number of squares. And there are some settings that produce squares that NEVER repeat. Wait. What?
Originally I was going to make the grid squares much smaller, so that instead of 100 squares
there could be 10,000 or more. Then, after you clicked Push, I was going to have the code look
for a repeating pattern. The more I thought about it, the more I realized I don't really know what
Take this pattern: RRGGRRGG
Is this repeating? I'd say so.
But what if I added one more and it looks like this: RRGGRRGGB
Uhm... ok, maybe not.
The more I thought about it, the more confused I got.
Now imagine trying to find what repeats when there are 10,000 colors in a row...
So for now, I decided to stick to 100 dots and look for funky tetris shapes instead!
I guess I've got something new to learn about.
Tiny changes can make a big difference in the simulation.
Try CS=1.87500 and SF=1.29
Now change CS to 1.87501
The output pattern is dramatically different and all we did is change the Colon Stretch by 0.00001!
But this isn't always the case.
If you try CS=0.15000 and SF=0.10, and then change CS to 0.15001, you end up getting

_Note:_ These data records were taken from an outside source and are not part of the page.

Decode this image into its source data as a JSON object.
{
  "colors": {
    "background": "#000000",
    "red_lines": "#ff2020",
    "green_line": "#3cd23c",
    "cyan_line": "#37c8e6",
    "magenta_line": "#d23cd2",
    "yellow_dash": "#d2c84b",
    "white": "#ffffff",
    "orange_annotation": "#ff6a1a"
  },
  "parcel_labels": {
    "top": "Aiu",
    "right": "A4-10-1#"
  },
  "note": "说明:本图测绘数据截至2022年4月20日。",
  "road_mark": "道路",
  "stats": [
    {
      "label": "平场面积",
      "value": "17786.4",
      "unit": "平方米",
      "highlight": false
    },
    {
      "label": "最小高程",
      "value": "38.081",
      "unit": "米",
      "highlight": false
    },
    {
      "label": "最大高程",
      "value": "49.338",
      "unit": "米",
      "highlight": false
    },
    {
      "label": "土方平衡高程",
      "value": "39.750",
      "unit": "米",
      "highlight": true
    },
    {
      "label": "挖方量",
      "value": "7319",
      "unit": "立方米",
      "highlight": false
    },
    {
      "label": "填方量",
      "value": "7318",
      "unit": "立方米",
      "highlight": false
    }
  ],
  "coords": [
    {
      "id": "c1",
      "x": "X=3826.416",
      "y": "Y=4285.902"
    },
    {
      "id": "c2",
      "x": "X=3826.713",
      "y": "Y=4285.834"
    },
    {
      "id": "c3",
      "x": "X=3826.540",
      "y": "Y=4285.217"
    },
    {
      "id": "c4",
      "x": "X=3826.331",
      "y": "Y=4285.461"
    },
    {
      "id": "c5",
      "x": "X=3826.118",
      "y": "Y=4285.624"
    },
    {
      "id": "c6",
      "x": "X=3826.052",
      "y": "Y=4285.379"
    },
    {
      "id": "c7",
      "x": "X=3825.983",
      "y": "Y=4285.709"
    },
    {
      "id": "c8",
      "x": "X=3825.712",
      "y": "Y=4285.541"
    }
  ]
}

a grid of red blocks either way.
Let's pretend that this is a model of a weather system and it's used to predict tomorrow's temperature.
For this example, assume these things:
Pressure=1.82499 and Humidity=0.52.
You plug those numbers into your weather machine and see that the temperature will be 19.
The problem is that your weather instruments sometimes give you not-so-perfect readings.
Suppose the actual Pressure was 1.82501
Checking Pressure=1.82501 and Humidity=0.52 you get a temperature of 32!
We should get better instruments! Yes, that could help us get 1.82501 instead of 1.82499,
but that doesn't actually solve the problem. Because what if the Pressure was actually
1.824991? You might think, oh what could .000001 ever do to anything. Turns out that this problem
of tiny changes sometimes causing big impacts, NEVER goes away - No matter how many decimals
you go out. Technically it might go away if you could calculate using infinitely long numbers...
Here are the decimals of PI to 42 of digits:
14 15 92 65 35 89 79 32 38 46 26 43 38 32 79 50 28 84 19 71 69
I've spaced them apart in pairs of two for a reason. Computers store letters
as numbers. Let's convert these pairs of numbers into letters (where xx means unreadable).
Now the same message, with all the unreadable characters removed:
\A#YO &.+& O2TGE
This little message doesn't make much sense. But don't forget, PI has an infinitely long,
non-repeating decimal. It's possible that if we kept going, maybe another 5,000 digits,
that a few small words like AND, HI, or HEY might appear.
But what if we went on for 10 millions digits? We'd probably find a lot more words,
and maybe some small sentences like HEY YOU!
What if we went out for 10 trillion digits. It's possible that we might find entire sentences
out there! But infinitely long. That's really.... long....! Maybe in such a 'long' set of numbers
we'd find things like: